(Collected data)
####

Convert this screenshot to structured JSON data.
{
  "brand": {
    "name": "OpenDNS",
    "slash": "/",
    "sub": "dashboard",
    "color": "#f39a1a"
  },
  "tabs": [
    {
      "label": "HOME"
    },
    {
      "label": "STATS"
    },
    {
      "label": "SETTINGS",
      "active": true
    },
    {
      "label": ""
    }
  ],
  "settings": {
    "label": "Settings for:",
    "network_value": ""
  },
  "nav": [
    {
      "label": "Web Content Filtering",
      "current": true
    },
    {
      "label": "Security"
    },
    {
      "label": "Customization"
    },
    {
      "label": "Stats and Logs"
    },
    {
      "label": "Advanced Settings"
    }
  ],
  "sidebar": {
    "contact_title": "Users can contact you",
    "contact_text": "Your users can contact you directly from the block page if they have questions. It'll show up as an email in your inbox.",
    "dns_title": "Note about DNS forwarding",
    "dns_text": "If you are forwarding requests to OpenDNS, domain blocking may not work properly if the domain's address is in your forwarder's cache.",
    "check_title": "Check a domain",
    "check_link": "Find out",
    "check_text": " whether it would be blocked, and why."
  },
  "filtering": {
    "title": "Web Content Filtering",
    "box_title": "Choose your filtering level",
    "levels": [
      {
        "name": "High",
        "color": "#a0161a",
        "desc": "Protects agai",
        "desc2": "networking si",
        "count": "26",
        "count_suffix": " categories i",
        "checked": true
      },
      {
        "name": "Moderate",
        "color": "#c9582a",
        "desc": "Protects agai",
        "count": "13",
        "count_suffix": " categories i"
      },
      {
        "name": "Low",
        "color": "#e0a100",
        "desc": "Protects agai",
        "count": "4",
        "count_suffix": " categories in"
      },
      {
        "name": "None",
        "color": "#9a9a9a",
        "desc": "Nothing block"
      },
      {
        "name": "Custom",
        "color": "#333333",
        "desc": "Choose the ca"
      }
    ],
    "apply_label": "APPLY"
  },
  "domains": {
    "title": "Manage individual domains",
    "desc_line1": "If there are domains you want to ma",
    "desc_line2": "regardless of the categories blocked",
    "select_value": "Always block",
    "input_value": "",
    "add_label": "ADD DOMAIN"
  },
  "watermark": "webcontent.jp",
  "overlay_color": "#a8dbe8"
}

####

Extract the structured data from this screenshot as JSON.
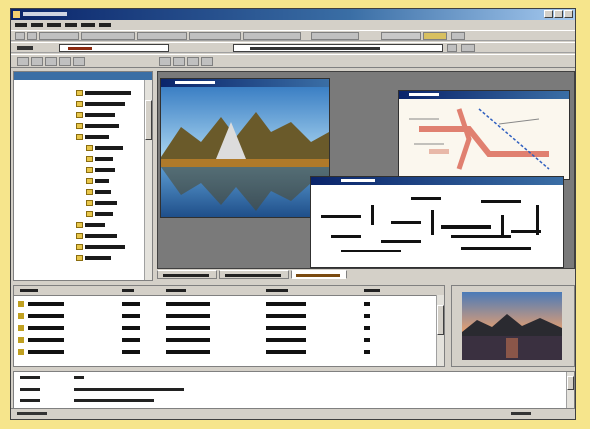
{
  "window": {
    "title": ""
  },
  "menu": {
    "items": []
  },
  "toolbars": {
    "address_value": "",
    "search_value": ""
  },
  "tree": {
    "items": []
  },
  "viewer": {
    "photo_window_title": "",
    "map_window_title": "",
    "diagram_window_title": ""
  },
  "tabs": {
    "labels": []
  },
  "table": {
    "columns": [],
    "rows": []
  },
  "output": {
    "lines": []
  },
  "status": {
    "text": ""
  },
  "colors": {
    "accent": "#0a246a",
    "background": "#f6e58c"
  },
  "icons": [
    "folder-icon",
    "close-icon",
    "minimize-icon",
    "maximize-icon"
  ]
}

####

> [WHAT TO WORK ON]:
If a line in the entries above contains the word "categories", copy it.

> [EXERCISE ANSWER]:
        "count_suffix": " categories i",
        "count_suffix": " categories i"
        "count_suffix": " categories in"
    "desc_line2": "regardless of the categories blocked",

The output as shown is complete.